Who are they?
Hailing from Edinburgh, Scotland in the late seventies The Associates were comprised of the dynamic duo of Billy MacKenzie and Alan Rankine. From the offset it was apparent that the Associates at something different to offer. Both men were deeply influenced by a wide range of musicial genres including cabaret, rock, jazz and blues.
Many art school dropouts at the time sported such a diverse taste in music – but very few were able to channel these influences through their collective talents to create something as truly unique as the Associates work.
It was this unique sound that won the group their first record with Fiction Records – after an executive at the company got hold of a copy of the band’s particularly inspiring cover version of David Bowie’s ‘Boys Keep Swinging’.
The Asssociates released their debut LP ‘The Affectionate Punch’ in 1980 on Fiction to widespread praise from music journalists.
18 months later the group decided to move onto the ‘Situation Two’ label – on which they released their classic ‘Sulk’ album. ‘Sulk’ brought the Associates their first taste of success with the LP entering into the UK album charts at #10. This was on the back of three successful forays into the UK top 30 with ‘Party Fears Two’, ‘Club Country’ and ’18 Carat Love Affair’
It took the Associates three years to release their next album ‘Perhaps’. By this stage MacKenzie and Rankine were barely on speaking terms. ‘Perhaps’ was largely ignored by the public and the critics and lead to the complete cessation in relationships between the formative members.
What are they most famous for?
1982 was the Associates year. They had a string of Top 30 singles which were backed up by a set of extremely entertaining television and live shows which gained them much widespread support. ‘Party Fears Two’ is still reverred today as an underground 80’s classic.

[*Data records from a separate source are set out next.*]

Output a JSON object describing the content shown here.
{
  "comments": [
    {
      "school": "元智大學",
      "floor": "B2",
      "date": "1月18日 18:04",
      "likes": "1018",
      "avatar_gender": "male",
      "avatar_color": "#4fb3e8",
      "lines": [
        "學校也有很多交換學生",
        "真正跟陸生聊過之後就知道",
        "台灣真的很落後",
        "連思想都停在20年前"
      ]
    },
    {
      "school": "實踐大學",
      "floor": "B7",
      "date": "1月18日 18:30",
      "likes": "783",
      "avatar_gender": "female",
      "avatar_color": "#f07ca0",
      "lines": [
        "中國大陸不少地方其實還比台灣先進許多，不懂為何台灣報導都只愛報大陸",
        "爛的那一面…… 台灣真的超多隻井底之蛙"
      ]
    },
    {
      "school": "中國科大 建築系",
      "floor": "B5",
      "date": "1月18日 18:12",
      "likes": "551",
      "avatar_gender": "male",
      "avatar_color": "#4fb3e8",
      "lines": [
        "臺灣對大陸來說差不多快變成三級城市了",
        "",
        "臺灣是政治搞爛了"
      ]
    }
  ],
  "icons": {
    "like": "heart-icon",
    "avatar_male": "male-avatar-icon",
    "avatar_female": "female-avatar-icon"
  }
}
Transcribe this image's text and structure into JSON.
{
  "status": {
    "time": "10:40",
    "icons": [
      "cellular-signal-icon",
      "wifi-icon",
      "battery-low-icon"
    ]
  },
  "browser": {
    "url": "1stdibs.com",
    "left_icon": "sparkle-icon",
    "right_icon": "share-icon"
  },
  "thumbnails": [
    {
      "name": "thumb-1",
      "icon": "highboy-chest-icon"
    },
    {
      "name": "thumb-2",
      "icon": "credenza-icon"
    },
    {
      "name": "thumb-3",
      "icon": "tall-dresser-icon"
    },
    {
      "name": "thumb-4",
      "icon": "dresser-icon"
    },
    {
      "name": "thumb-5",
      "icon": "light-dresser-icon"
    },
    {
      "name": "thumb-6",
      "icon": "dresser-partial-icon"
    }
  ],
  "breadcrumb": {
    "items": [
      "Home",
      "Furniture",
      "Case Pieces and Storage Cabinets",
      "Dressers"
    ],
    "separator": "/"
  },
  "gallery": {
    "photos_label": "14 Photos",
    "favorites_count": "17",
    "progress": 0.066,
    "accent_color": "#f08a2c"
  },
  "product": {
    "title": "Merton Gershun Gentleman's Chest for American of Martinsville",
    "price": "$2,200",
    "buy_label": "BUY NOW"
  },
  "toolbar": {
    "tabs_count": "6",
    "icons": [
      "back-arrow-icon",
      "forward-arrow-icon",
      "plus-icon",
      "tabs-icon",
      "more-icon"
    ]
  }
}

They were particularly infamous for choosing to cover rather unusual songs live. Two such examples are Blondies ‘Heart Of Glass’ and Bowie’s ‘Boys Keep Swinging’.
A huge shadow was cast over the bands legacy after Billy McKenzie committed suicide in 1997. What made his death particularly tragic was that his career was on the way back up again after clinching a record deal with Suede’s label ‘Nude’.
Why aren’t they famous?
To say Billy MacKenzie was difficult is like saying Thatcher was ugly. MacKenzie was unwilling to comprise himself for the sake of infamy. Constant squabbles with record companies and the media meant that the band were unable to actualise their potential on the world stage.
The Associates were a band people either loved or hated. McKenzie seemed to alienate the public as much as he captivated it with his histrionics.
Where to start
The Associates back catalogue is quite fascinating. Trying to track their musical progression is mesmerising, this in itself makes their first three LP’s must-haves for the serious music fan.
For the ideal introduction to the band – have a listen to ‘Sulk’. ‘Arrogance Gave Him Up’, ‘Party Fears Two’ and ‘Club Country’ are all completely unique and captivating scores.